▶ HOW TO COMPLETE THIS TASK:
This task calls for copying every line in the data below that contains the word "title".

[Dataset rows for apps and sites]
▬▬▬▬▬▬▬▬▬▬

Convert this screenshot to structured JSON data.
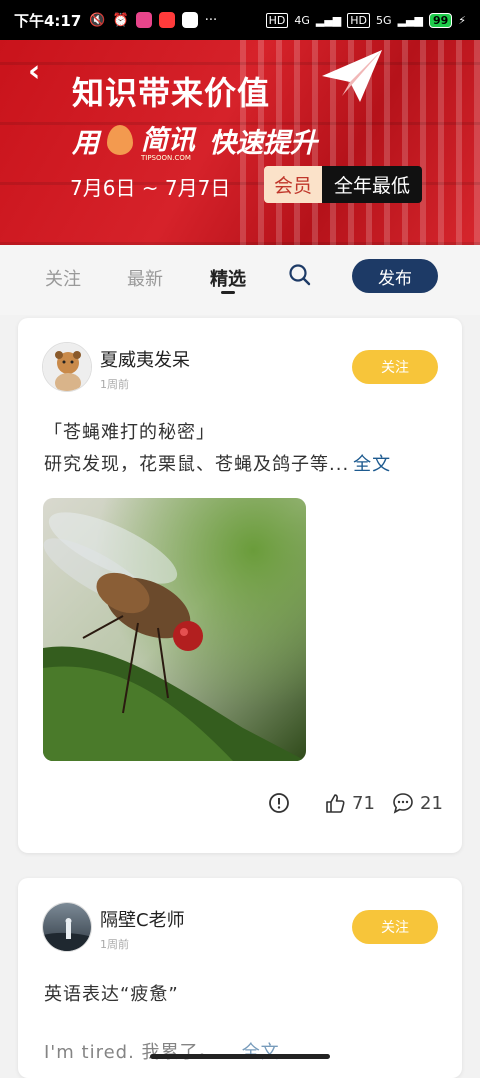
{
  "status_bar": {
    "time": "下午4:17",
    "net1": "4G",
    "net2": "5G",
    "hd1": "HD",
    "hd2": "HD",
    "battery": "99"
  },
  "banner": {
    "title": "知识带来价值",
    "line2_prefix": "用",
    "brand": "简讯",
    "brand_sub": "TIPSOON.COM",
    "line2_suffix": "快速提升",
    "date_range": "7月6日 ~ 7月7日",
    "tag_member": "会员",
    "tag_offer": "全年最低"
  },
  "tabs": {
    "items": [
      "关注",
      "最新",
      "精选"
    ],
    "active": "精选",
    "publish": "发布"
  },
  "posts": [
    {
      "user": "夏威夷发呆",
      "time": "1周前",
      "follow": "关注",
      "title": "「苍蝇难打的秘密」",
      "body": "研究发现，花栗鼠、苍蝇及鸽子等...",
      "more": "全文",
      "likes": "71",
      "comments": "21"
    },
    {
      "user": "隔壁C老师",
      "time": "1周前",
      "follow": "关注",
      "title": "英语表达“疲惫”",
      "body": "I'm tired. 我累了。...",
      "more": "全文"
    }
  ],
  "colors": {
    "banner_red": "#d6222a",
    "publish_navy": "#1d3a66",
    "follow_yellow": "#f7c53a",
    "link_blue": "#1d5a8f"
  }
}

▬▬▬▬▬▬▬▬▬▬

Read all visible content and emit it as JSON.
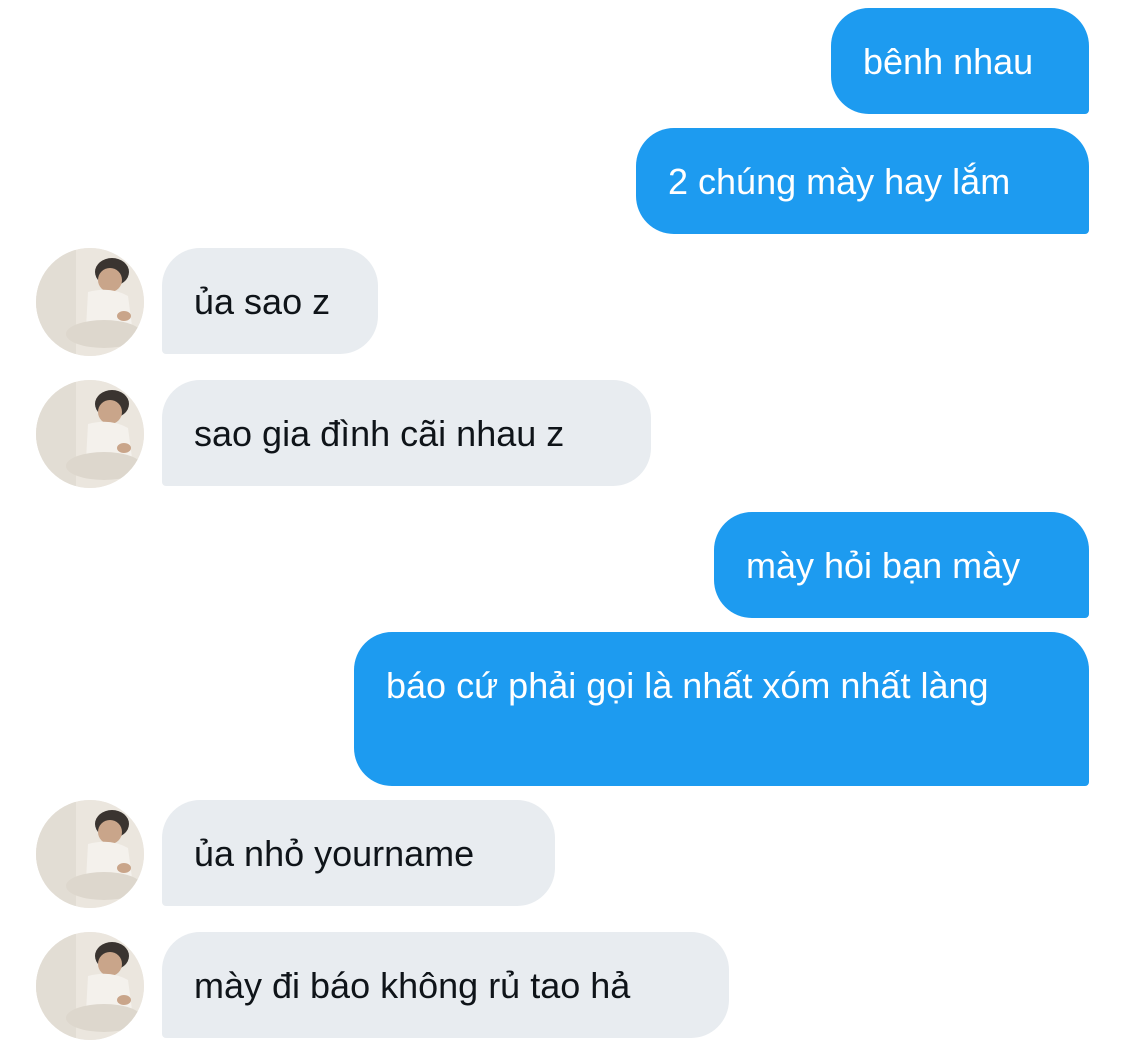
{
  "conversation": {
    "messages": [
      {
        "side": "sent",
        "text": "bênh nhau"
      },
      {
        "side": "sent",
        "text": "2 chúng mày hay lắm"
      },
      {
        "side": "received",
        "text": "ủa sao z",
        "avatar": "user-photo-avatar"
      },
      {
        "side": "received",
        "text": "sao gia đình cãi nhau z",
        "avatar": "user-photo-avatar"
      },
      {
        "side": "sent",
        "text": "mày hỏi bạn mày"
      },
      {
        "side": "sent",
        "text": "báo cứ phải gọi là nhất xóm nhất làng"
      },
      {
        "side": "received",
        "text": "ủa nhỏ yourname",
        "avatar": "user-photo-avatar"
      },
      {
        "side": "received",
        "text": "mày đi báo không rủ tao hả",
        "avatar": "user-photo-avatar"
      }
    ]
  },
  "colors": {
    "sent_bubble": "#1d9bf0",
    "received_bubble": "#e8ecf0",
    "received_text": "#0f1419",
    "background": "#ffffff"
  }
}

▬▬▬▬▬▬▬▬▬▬

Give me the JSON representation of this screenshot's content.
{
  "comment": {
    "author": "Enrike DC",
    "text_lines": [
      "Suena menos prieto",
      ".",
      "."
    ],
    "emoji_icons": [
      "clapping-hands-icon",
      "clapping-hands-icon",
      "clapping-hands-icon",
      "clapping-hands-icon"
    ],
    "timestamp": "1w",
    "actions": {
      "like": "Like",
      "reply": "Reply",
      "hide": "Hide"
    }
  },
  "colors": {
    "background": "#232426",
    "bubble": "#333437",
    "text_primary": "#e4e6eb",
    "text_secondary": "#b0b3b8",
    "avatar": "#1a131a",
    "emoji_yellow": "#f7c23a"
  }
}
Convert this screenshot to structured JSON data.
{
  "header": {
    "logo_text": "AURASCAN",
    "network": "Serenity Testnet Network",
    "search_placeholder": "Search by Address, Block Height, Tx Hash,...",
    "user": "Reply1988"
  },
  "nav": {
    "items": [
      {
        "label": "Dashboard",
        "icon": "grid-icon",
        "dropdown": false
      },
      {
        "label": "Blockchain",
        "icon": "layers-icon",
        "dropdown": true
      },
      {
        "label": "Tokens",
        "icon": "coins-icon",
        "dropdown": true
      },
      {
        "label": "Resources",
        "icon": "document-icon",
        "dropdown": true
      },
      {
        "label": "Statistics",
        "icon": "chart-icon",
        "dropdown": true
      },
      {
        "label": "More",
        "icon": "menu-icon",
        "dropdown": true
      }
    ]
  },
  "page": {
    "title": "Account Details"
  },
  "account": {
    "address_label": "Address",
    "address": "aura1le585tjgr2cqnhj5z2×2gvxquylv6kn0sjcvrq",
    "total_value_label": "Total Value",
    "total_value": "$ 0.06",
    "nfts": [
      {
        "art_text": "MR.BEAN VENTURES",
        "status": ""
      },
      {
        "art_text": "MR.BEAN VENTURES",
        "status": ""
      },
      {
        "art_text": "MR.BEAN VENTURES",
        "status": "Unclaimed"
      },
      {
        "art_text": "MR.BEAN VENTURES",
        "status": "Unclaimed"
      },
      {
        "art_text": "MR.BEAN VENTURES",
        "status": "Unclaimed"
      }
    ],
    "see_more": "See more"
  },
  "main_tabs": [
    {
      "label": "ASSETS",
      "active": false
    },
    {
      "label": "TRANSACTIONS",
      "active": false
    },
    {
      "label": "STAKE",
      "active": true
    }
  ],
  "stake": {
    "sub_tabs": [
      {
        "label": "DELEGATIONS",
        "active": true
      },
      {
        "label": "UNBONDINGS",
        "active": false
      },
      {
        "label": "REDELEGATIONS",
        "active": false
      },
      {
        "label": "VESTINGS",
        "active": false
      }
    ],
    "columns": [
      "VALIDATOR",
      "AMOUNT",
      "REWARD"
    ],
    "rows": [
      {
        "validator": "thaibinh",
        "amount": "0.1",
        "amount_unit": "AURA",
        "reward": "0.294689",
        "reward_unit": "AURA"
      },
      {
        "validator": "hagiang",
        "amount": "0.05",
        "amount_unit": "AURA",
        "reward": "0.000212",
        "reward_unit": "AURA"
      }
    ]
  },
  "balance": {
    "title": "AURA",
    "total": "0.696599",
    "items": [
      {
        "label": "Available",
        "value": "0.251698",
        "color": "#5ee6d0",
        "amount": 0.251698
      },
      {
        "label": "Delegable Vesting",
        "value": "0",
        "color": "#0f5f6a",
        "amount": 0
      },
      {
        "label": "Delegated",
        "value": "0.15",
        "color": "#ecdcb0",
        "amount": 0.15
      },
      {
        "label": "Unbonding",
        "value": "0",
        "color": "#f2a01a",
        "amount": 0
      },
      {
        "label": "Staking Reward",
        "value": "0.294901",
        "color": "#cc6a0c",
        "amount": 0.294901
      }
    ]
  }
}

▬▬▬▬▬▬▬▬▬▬

▶ OUTPUT:
    "title": "知识带来价值",
      "title": "「苍蝇难打的秘密」",
      "title": "英语表达“疲惫”",
    "title": "Account Details"
    "title": "AURA",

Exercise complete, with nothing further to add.